### Task to carry out
Please output each entry exactly as it appears.

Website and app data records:
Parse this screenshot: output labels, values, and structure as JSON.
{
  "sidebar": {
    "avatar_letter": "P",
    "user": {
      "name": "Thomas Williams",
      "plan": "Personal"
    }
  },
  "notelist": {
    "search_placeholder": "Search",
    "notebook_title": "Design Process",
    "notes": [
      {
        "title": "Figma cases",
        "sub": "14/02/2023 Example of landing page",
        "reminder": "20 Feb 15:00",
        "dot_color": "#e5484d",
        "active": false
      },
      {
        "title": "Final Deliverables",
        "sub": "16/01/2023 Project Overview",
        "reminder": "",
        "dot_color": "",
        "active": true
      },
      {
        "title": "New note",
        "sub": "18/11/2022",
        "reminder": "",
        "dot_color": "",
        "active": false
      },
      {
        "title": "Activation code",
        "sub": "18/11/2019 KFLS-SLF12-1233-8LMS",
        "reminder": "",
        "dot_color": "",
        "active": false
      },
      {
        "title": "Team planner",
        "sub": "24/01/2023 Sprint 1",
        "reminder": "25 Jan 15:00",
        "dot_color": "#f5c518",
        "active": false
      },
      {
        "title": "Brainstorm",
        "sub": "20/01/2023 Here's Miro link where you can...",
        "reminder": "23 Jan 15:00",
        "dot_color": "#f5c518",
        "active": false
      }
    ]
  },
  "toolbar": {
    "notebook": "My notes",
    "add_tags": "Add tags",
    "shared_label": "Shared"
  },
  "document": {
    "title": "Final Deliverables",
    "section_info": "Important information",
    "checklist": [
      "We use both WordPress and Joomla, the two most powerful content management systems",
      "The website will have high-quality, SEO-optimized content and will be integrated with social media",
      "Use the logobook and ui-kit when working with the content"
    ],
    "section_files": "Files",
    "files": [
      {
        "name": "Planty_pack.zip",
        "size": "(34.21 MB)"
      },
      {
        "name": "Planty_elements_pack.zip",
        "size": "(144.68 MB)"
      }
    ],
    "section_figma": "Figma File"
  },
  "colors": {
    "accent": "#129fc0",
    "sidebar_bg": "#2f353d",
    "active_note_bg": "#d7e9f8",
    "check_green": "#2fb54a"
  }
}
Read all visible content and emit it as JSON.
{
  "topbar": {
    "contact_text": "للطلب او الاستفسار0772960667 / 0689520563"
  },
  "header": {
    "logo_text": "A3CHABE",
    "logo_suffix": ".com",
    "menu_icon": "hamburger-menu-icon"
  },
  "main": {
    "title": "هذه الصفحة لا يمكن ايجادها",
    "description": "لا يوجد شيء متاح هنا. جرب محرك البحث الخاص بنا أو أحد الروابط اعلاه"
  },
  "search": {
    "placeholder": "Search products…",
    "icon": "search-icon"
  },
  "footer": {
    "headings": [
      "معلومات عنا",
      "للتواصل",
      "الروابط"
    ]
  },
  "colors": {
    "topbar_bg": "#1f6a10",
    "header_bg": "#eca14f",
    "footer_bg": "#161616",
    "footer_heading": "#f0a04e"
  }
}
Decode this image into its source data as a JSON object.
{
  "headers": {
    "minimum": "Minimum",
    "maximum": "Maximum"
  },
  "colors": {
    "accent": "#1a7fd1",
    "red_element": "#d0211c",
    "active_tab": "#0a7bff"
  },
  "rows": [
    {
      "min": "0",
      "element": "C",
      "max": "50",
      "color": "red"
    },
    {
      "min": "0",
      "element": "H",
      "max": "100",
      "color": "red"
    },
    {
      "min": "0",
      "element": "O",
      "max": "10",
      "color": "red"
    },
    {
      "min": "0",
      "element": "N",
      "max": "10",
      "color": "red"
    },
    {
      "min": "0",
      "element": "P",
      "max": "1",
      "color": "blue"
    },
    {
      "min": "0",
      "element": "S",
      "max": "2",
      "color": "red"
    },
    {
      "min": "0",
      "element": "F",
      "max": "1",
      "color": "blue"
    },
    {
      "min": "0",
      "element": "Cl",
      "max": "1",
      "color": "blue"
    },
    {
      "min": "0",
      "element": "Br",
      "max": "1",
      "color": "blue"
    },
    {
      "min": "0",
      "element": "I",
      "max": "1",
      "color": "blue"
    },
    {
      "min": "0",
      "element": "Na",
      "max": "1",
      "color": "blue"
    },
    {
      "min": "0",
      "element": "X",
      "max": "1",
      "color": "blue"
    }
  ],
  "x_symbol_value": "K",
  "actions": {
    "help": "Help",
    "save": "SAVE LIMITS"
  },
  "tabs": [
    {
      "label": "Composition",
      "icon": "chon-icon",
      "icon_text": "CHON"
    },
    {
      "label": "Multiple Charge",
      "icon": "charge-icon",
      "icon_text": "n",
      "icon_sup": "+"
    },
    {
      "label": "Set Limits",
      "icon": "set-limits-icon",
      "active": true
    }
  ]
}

### Solved problem
Parse this screenshot: output labels, values, and structure as JSON.
{
  "sidebar": {
    "avatar_letter": "P",
    "user": {
      "name": "Thomas Williams",
      "plan": "Personal"
    }
  },
  "notelist": {
    "search_placeholder": "Search",
    "notebook_title": "Design Process",
    "notes": [
      {
        "title": "Figma cases",
        "sub": "14/02/2023 Example of landing page",
        "reminder": "20 Feb 15:00",
        "dot_color": "#e5484d",
        "active": false
      },
      {
        "title": "Final Deliverables",
        "sub": "16/01/2023 Project Overview",
        "reminder": "",
        "dot_color": "",
        "active": true
      },
      {
        "title": "New note",
        "sub": "18/11/2022",
        "reminder": "",
        "dot_color": "",
        "active": false
      },
      {
        "title": "Activation code",
        "sub": "18/11/2019 KFLS-SLF12-1233-8LMS",
        "reminder": "",
        "dot_color": "",
        "active": false
      },
      {
        "title": "Team planner",
        "sub": "24/01/2023 Sprint 1",
        "reminder": "25 Jan 15:00",
        "dot_color": "#f5c518",
        "active": false
      },
      {
        "title": "Brainstorm",
        "sub": "20/01/2023 Here's Miro link where you can...",
        "reminder": "23 Jan 15:00",
        "dot_color": "#f5c518",
        "active": false
      }
    ]
  },
  "toolbar": {
    "notebook": "My notes",
    "add_tags": "Add tags",
    "shared_label": "Shared"
  },
  "document": {
    "title": "Final Deliverables",
    "section_info": "Important information",
    "checklist": [
      "We use both WordPress and Joomla, the two most powerful content management systems",
      "The website will have high-quality, SEO-optimized content and will be integrated with social media",
      "Use the logobook and ui-kit when working with the content"
    ],
    "section_files": "Files",
    "files": [
      {
        "name": "Planty_pack.zip",
        "size": "(34.21 MB)"
      },
      {
        "name": "Planty_elements_pack.zip",
        "size": "(144.68 MB)"
      }
    ],
    "section_figma": "Figma File"
  },
  "colors": {
    "accent": "#129fc0",
    "sidebar_bg": "#2f353d",
    "active_note_bg": "#d7e9f8",
    "check_green": "#2fb54a"
  }
}
Read all visible content and emit it as JSON.
{
  "topbar": {
    "contact_text": "للطلب او الاستفسار0772960667 / 0689520563"
  },
  "header": {
    "logo_text": "A3CHABE",
    "logo_suffix": ".com",
    "menu_icon": "hamburger-menu-icon"
  },
  "main": {
    "title": "هذه الصفحة لا يمكن ايجادها",
    "description": "لا يوجد شيء متاح هنا. جرب محرك البحث الخاص بنا أو أحد الروابط اعلاه"
  },
  "search": {
    "placeholder": "Search products…",
    "icon": "search-icon"
  },
  "footer": {
    "headings": [
      "معلومات عنا",
      "للتواصل",
      "الروابط"
    ]
  },
  "colors": {
    "topbar_bg": "#1f6a10",
    "header_bg": "#eca14f",
    "footer_bg": "#161616",
    "footer_heading": "#f0a04e"
  }
}
Decode this image into its source data as a JSON object.
{
  "headers": {
    "minimum": "Minimum",
    "maximum": "Maximum"
  },
  "colors": {
    "accent": "#1a7fd1",
    "red_element": "#d0211c",
    "active_tab": "#0a7bff"
  },
  "rows": [
    {
      "min": "0",
      "element": "C",
      "max": "50",
      "color": "red"
    },
    {
      "min": "0",
      "element": "H",
      "max": "100",
      "color": "red"
    },
    {
      "min": "0",
      "element": "O",
      "max": "10",
      "color": "red"
    },
    {
      "min": "0",
      "element": "N",
      "max": "10",
      "color": "red"
    },
    {
      "min": "0",
      "element": "P",
      "max": "1",
      "color": "blue"
    },
    {
      "min": "0",
      "element": "S",
      "max": "2",
      "color": "red"
    },
    {
      "min": "0",
      "element": "F",
      "max": "1",
      "color": "blue"
    },
    {
      "min": "0",
      "element": "Cl",
      "max": "1",
      "color": "blue"
    },
    {
      "min": "0",
      "element": "Br",
      "max": "1",
      "color": "blue"
    },
    {
      "min": "0",
      "element": "I",
      "max": "1",
      "color": "blue"
    },
    {
      "min": "0",
      "element": "Na",
      "max": "1",
      "color": "blue"
    },
    {
      "min": "0",
      "element": "X",
      "max": "1",
      "color": "blue"
    }
  ],
  "x_symbol_value": "K",
  "actions": {
    "help": "Help",
    "save": "SAVE LIMITS"
  },
  "tabs": [
    {
      "label": "Composition",
      "icon": "chon-icon",
      "icon_text": "CHON"
    },
    {
      "label": "Multiple Charge",
      "icon": "charge-icon",
      "icon_text": "n",
      "icon_sup": "+"
    },
    {
      "label": "Set Limits",
      "icon": "set-limits-icon",
      "active": true
    }
  ]
}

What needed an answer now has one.